Last week the California legislature voted for pension reform. In doing so, the Democratic Party announced they had passed sustainable pension reform. The Democratic Party now thinks they are entitled to ask voters to pass Proposition 30, which would increase taxes in order to “save our schools”.
The real problem remains; California public pensions have a half of a trillion dollars in unfunded liabilities and the pension reforms passed last week only save this state $30 to $60 billion over the next thirty years.
This reminds me of the story where a man had engine problems and the mechanic refused to fix the engine but insisted upon re-upholstering the leather seats. Everyone knew that the car needed a tune-up and that the mechanic was fully capable of taking care of the car. However, the mechanic refused to properly maintain the car because his friend owned the leather shop and the mechanic received a kickback every time he re-upholstered someone’s seats.
The moral of the story is that re-upholstering the seats does not fix a car’s mechanical problems. In the same way, minor cosmetic reforms do not cure a deeper unfunded public pension problem.
To be fair, Assembly Bill 340, Public Pension Reform, did address a few necessary areas. The bill ends the “spiking” of wages where employees are given big raises at the end of their career to inflate pensions and the bill also raises the retirement age. These areas will bring cost savings. A few of Governor Brown’s original 12-point plan passed, but most did not. One point I was hoping would have passed was a 401(K) hybrid approach to reducing the cost of pensions.
After reading the bill, I noticed a recurring sentence. “Beginning January 1, 2013, new employees” reveals why the present problem is not solved. New employees will have benefits capped and will pay one half of the cost of their pensions. While I am all for saving money, in order to have sustainable pension reforms, the voters of California need to be able to amend the Constitution to fix the public pension problem on public employee’s unearned future benefits.
When asked if the pension reform bill will be a lot of help, Chris Burdick, a pension reform expert, said “No.”
Governor Brown’s other motive for “pension reform” was to persuade the voters that Sacramento is working to make the state solvent once again. Sacramento has a well-deserved reputation for back room dealing, lack of transparency, and political pay backs. Governor Brown is hoping that with this gesture of reform we will all feel good, forget the sordid past, and vote for his proposed tax hikes so that the Boondoggle Train and other pet projects like the water tunnels channeling water to Los Angeles can be funded. I do not see Proposition 30 and pension reform as related in any way. While the pension reform is a start in the right direction, I still am opposed to Proposition 30.

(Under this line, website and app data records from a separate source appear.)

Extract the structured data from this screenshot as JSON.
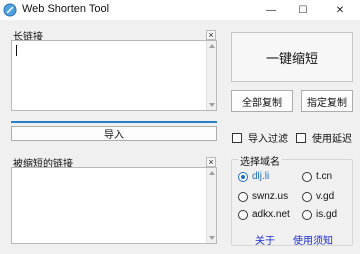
{
  "window": {
    "title": "Web Shorten Tool",
    "controls": {
      "minimize": "—",
      "maximize": "☐",
      "close": "✕"
    }
  },
  "long_link": {
    "label": "长链接",
    "clear": "×",
    "value": ""
  },
  "import_button": "导入",
  "shortened": {
    "label": "被缩短的链接",
    "clear": "×",
    "value": ""
  },
  "actions": {
    "shorten": "一键缩短",
    "copy_all": "全部复制",
    "copy_selected": "指定复制"
  },
  "options": {
    "import_filter": "导入过滤",
    "use_delay": "使用延迟"
  },
  "domain_group": {
    "label": "选择域名",
    "domains": [
      "dlj.li",
      "t.cn",
      "swnz.us",
      "v.gd",
      "adkx.net",
      "is.gd"
    ],
    "selected": "dlj.li"
  },
  "footer_links": {
    "about": "关于",
    "instructions": "使用须知"
  },
  "colors": {
    "accent": "#2c7fc7",
    "link": "#1c2dd6",
    "radio_selected": "#1f6fc3"
  }
}
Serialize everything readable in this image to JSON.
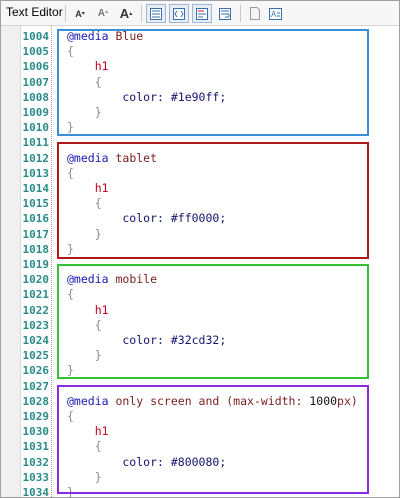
{
  "toolbar": {
    "title": "Text Editor",
    "buttons": [
      {
        "name": "decrease-font-size-button",
        "label": "A",
        "sup": "▾"
      },
      {
        "name": "reset-font-size-button",
        "label": "A",
        "sup": "ᐞ"
      },
      {
        "name": "increase-font-size-button",
        "label": "A",
        "sup": "▴"
      }
    ],
    "icons": [
      {
        "name": "line-numbers-icon"
      },
      {
        "name": "code-view-icon"
      },
      {
        "name": "outline-icon"
      },
      {
        "name": "word-wrap-icon"
      },
      {
        "name": "page-icon"
      },
      {
        "name": "font-settings-icon"
      }
    ],
    "box_colors": {
      "blue": "#3a8fd8",
      "red": "#b01818",
      "green": "#35c135",
      "purple": "#8a2be2"
    }
  },
  "editor": {
    "lines": [
      {
        "n": "1004",
        "c": [
          {
            "t": "@media ",
            "k": "kw"
          },
          {
            "t": "Blue",
            "k": "arg"
          }
        ]
      },
      {
        "n": "1005",
        "c": [
          {
            "t": "{",
            "k": "brace"
          }
        ]
      },
      {
        "n": "1006",
        "c": [
          {
            "t": "    h1",
            "k": "sel"
          }
        ]
      },
      {
        "n": "1007",
        "c": [
          {
            "t": "    {",
            "k": "brace"
          }
        ]
      },
      {
        "n": "1008",
        "c": [
          {
            "t": "        color",
            "k": "prop"
          },
          {
            "t": ": #1e90ff;",
            "k": "val"
          }
        ]
      },
      {
        "n": "1009",
        "c": [
          {
            "t": "    }",
            "k": "brace"
          }
        ]
      },
      {
        "n": "1010",
        "c": [
          {
            "t": "}",
            "k": "brace"
          }
        ]
      },
      {
        "n": "1011",
        "c": []
      },
      {
        "n": "1012",
        "c": [
          {
            "t": "@media ",
            "k": "kw"
          },
          {
            "t": "tablet",
            "k": "arg"
          }
        ]
      },
      {
        "n": "1013",
        "c": [
          {
            "t": "{",
            "k": "brace"
          }
        ]
      },
      {
        "n": "1014",
        "c": [
          {
            "t": "    h1",
            "k": "sel"
          }
        ]
      },
      {
        "n": "1015",
        "c": [
          {
            "t": "    {",
            "k": "brace"
          }
        ]
      },
      {
        "n": "1016",
        "c": [
          {
            "t": "        color",
            "k": "prop"
          },
          {
            "t": ": #ff0000;",
            "k": "val"
          }
        ]
      },
      {
        "n": "1017",
        "c": [
          {
            "t": "    }",
            "k": "brace"
          }
        ]
      },
      {
        "n": "1018",
        "c": [
          {
            "t": "}",
            "k": "brace"
          }
        ]
      },
      {
        "n": "1019",
        "c": []
      },
      {
        "n": "1020",
        "c": [
          {
            "t": "@media ",
            "k": "kw"
          },
          {
            "t": "mobile",
            "k": "arg"
          }
        ]
      },
      {
        "n": "1021",
        "c": [
          {
            "t": "{",
            "k": "brace"
          }
        ]
      },
      {
        "n": "1022",
        "c": [
          {
            "t": "    h1",
            "k": "sel"
          }
        ]
      },
      {
        "n": "1023",
        "c": [
          {
            "t": "    {",
            "k": "brace"
          }
        ]
      },
      {
        "n": "1024",
        "c": [
          {
            "t": "        color",
            "k": "prop"
          },
          {
            "t": ": #32cd32;",
            "k": "val"
          }
        ]
      },
      {
        "n": "1025",
        "c": [
          {
            "t": "    }",
            "k": "brace"
          }
        ]
      },
      {
        "n": "1026",
        "c": [
          {
            "t": "}",
            "k": "brace"
          }
        ]
      },
      {
        "n": "1027",
        "c": []
      },
      {
        "n": "1028",
        "c": [
          {
            "t": "@media ",
            "k": "kw"
          },
          {
            "t": "only screen and ",
            "k": "arg"
          },
          {
            "t": "(max-width: ",
            "k": "arg"
          },
          {
            "t": "1000",
            "k": "num"
          },
          {
            "t": "px)",
            "k": "arg"
          }
        ]
      },
      {
        "n": "1029",
        "c": [
          {
            "t": "{",
            "k": "brace"
          }
        ]
      },
      {
        "n": "1030",
        "c": [
          {
            "t": "    h1",
            "k": "sel"
          }
        ]
      },
      {
        "n": "1031",
        "c": [
          {
            "t": "    {",
            "k": "brace"
          }
        ]
      },
      {
        "n": "1032",
        "c": [
          {
            "t": "        color",
            "k": "prop"
          },
          {
            "t": ": #800080;",
            "k": "val"
          }
        ]
      },
      {
        "n": "1033",
        "c": [
          {
            "t": "    }",
            "k": "brace"
          }
        ]
      },
      {
        "n": "1034",
        "c": [
          {
            "t": "}",
            "k": "brace"
          }
        ]
      }
    ]
  }
}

It is time for the California legislature to become serious about solving some of California’s financial problems. California has the lowest credit rating at A-, (13 states have a perfect AAA credit rating). California is losing 4.9 Corporations each week to other states. California is experiencing 20.3% unemployment/underemployment. California has a $500,000,000 unfunded pension liability. Now the Democratic leadership thinks that their attempts to put a Band-Aid on gangrene should entitle them to be entrusted with more of your money. I think not.